This week, the FDA proposes new nutrition labels, the Florida Public Health Institute reports that dental-related ER visits are on the rise and a new standard for sharing dental data has been created to more effectively identify missing persons. Join the conversation on Twitter using #FridayDentalDL.
The number of Floridians treated in hospital emergency rooms for dental problems rose to more than 139,000 in 2012, according to a study by the Florida Public Health Institute. Many of these issues could have been treated in a dental office or clinic, or even prevented with regular dental exams. The study, funded by DentaQuest Foundation, found that the total charges for dental-related ER visits in Florida exceeded $141 million.

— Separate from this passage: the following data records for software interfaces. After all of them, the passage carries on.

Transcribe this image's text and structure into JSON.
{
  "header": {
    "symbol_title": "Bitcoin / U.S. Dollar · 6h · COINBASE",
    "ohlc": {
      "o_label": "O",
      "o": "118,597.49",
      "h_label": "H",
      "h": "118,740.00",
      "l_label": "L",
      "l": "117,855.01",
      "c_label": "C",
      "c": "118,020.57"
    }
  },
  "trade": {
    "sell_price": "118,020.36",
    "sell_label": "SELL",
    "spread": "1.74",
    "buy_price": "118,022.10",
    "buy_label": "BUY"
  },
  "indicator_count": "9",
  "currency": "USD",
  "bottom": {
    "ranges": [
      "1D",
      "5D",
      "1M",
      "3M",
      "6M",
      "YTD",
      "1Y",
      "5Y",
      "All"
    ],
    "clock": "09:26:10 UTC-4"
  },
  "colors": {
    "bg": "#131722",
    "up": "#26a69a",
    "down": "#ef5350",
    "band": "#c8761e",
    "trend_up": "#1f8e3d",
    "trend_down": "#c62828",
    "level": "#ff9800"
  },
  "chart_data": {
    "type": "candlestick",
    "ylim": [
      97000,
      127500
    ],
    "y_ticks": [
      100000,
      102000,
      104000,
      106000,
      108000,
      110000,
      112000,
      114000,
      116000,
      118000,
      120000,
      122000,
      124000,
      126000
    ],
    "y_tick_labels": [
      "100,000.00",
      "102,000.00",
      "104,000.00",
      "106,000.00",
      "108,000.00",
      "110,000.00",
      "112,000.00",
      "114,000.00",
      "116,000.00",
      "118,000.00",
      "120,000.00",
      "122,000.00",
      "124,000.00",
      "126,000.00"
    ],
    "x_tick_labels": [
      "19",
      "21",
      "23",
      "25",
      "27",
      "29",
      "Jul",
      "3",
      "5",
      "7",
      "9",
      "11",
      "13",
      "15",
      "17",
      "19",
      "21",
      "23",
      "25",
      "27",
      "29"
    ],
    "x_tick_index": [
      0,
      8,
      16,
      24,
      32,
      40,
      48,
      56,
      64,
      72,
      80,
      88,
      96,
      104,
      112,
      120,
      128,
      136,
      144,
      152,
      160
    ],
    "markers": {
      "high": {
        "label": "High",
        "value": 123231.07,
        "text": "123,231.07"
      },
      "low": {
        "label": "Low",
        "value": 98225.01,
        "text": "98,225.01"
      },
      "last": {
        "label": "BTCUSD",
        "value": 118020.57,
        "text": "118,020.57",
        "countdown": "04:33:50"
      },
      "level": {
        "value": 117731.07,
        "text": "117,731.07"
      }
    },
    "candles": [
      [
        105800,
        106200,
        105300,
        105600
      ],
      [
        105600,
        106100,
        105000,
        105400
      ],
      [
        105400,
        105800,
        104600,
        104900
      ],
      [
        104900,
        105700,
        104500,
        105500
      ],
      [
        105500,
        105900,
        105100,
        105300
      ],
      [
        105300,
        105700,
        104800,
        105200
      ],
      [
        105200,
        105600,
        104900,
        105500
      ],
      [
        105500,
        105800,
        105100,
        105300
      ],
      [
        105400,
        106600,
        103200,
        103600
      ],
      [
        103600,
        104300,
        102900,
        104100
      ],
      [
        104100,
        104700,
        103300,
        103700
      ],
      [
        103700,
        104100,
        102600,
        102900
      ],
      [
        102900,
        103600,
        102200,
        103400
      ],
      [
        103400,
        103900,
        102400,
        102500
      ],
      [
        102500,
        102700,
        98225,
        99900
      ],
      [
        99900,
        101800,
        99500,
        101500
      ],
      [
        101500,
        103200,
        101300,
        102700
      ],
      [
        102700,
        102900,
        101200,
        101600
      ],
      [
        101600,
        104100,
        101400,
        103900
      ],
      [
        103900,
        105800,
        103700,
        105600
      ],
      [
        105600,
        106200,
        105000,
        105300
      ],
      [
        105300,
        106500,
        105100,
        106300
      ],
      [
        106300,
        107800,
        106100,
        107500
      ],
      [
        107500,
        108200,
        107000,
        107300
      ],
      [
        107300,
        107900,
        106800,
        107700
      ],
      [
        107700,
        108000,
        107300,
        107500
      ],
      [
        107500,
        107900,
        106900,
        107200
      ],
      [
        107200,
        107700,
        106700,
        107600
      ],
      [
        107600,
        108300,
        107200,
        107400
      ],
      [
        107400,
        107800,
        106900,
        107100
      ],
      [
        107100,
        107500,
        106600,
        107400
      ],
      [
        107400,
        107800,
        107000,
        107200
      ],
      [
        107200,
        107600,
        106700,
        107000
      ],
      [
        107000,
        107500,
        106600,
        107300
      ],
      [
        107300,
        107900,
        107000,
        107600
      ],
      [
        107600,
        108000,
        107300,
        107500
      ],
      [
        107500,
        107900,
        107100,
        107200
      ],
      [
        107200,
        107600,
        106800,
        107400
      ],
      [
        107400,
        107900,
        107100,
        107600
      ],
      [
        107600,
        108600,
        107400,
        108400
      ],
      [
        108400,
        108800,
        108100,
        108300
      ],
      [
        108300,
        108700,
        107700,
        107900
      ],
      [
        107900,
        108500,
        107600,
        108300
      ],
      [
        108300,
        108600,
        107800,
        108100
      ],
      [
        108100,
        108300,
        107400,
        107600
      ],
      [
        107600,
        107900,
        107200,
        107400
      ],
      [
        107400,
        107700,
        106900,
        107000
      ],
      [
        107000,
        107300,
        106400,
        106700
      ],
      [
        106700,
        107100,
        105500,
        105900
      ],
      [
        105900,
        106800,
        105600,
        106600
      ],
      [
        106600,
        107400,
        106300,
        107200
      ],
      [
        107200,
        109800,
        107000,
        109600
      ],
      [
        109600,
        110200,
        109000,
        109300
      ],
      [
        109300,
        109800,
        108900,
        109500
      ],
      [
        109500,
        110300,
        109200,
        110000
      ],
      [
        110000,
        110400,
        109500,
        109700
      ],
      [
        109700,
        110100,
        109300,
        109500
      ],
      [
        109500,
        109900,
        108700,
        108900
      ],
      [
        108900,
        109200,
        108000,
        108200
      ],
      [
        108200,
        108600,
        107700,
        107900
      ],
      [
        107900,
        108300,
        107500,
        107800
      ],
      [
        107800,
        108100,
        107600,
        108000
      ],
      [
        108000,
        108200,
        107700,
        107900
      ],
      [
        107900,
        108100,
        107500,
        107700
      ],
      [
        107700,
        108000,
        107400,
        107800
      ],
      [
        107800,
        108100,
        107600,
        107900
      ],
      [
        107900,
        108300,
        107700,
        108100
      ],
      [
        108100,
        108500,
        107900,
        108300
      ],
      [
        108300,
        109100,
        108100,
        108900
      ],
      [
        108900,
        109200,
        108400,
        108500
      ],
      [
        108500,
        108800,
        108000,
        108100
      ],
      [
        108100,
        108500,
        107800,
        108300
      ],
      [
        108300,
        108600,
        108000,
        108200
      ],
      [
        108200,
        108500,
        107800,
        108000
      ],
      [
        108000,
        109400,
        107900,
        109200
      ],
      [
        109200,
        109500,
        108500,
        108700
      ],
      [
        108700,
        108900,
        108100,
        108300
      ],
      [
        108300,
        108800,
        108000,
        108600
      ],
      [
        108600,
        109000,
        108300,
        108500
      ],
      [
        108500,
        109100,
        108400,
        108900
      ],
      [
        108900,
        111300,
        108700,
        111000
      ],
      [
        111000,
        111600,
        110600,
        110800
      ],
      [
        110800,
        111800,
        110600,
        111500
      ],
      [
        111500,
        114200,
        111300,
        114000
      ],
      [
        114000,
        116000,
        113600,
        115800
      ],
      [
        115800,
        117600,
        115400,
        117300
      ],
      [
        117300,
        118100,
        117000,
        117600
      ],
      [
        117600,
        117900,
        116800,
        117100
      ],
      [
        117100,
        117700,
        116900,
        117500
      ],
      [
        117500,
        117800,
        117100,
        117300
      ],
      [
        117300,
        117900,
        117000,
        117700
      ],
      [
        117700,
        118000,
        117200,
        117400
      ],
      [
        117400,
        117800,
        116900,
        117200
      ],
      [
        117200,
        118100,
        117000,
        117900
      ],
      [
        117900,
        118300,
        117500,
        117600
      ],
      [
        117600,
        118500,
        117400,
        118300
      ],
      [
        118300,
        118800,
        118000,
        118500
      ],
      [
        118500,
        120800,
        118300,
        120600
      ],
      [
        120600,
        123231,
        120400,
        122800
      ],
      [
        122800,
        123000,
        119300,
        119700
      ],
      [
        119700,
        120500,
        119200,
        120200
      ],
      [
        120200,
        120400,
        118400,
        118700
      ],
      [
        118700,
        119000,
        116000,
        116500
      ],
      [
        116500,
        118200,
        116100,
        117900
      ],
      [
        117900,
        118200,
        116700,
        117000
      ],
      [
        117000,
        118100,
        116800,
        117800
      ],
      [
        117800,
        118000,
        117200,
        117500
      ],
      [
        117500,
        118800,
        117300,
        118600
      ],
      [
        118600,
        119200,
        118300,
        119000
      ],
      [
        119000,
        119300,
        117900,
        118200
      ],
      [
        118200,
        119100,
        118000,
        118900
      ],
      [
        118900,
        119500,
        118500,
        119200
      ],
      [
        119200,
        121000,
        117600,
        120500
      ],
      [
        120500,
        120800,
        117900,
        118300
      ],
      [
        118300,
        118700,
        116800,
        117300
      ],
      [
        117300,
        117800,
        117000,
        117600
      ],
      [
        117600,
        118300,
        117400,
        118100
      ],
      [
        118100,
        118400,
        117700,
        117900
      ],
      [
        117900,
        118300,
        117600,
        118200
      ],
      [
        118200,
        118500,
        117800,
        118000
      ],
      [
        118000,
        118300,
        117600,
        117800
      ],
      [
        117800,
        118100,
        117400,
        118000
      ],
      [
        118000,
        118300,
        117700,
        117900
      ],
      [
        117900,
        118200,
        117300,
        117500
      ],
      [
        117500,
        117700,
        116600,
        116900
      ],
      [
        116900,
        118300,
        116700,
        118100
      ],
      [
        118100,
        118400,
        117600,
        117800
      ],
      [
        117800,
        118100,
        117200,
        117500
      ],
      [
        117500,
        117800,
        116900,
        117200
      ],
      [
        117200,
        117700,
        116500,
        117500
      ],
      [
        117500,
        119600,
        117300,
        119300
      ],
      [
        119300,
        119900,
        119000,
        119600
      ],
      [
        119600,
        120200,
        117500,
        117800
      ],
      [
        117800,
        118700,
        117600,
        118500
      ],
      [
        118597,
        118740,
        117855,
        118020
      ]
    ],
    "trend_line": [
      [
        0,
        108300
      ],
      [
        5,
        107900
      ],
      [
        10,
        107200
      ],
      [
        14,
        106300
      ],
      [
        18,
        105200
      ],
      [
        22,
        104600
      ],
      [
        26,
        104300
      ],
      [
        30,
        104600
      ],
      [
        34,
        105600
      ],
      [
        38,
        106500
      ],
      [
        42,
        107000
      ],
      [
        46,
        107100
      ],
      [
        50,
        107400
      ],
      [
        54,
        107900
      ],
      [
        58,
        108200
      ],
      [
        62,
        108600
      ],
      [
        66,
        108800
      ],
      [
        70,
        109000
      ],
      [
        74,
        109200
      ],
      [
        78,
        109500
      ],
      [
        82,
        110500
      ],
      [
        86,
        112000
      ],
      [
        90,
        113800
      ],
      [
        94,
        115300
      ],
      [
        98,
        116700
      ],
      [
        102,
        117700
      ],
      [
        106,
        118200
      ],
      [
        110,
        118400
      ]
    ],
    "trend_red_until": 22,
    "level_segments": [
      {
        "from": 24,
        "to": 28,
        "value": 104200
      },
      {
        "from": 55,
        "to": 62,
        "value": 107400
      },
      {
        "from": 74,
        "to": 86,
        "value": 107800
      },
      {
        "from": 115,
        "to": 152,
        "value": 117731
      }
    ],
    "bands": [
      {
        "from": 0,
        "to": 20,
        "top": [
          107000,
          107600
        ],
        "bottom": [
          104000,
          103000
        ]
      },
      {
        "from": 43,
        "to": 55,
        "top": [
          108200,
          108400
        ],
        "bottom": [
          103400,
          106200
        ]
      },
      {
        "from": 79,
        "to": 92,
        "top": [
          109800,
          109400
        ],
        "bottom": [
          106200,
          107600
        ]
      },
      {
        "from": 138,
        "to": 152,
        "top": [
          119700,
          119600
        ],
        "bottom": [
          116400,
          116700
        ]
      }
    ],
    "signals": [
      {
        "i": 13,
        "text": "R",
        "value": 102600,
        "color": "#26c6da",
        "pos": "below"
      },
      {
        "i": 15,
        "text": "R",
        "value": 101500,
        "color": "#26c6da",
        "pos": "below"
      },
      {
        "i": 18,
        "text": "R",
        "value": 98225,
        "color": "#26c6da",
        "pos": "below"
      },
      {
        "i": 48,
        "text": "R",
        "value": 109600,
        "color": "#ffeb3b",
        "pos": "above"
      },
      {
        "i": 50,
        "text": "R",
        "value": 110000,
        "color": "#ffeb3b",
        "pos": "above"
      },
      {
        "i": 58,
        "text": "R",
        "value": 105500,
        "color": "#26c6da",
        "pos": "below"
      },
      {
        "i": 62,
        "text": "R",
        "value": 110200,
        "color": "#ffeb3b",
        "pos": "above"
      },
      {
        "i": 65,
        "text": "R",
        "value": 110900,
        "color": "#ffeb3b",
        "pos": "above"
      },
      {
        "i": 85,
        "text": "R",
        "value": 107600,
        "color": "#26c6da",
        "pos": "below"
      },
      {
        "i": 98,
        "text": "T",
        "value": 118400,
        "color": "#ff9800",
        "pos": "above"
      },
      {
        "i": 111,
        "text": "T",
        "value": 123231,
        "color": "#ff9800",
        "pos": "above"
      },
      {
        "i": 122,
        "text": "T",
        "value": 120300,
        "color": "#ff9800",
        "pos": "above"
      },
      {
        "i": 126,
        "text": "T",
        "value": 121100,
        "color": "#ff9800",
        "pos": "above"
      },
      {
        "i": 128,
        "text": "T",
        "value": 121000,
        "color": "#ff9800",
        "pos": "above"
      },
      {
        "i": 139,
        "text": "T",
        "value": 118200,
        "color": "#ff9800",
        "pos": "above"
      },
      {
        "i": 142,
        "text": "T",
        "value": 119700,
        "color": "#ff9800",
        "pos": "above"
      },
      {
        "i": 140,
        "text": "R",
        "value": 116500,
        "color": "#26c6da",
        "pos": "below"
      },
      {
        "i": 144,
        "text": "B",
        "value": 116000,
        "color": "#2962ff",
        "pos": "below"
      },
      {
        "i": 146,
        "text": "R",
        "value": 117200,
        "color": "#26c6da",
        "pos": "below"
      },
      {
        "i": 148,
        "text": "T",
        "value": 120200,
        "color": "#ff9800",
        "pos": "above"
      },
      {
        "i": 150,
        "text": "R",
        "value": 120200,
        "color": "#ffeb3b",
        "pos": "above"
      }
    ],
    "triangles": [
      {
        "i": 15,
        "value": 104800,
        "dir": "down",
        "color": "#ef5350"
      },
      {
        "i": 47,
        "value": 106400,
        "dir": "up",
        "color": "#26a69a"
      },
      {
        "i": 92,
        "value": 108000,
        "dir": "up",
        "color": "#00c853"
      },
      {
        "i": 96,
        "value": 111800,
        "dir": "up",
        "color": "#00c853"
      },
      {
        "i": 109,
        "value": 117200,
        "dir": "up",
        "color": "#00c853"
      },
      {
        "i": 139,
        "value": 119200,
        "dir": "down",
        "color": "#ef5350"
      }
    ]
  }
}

For the first time in twenty years, the Food and Drug Administration is proposing several big changes to the nutrition labels that appear on 700,000 products. On the new labels, serving sizes will better reflect how much food Americans are actually consuming, the calorie count will be more prominent and the amount of Vitamin D and potassium in a product will be included. Most important to your dental health, the new label will distinguish between the amount of natural sugar and added sugars in the product. Added sugars are the artificial sugars and syrups added to processed foods that can be more detrimental to teeth than natural sugars. Keep in mind that natural sugars, like those in milk and fruit, can linger in the mouth and cause cavities. Be sure to clean your teeth after consuming them.
We’ve all heard that dental records are used to help identify missing persons after a disaster. Now, the National Institute of Standards and Technology has officially added “dental data” to its existing list of what can be used to identify deceased individuals. Now that there is a standard protocol, organizations can more easily obtain dental data from dental offices for forensic purposes, the same way they would contact police stations and hospitals for fingerprints and DNA.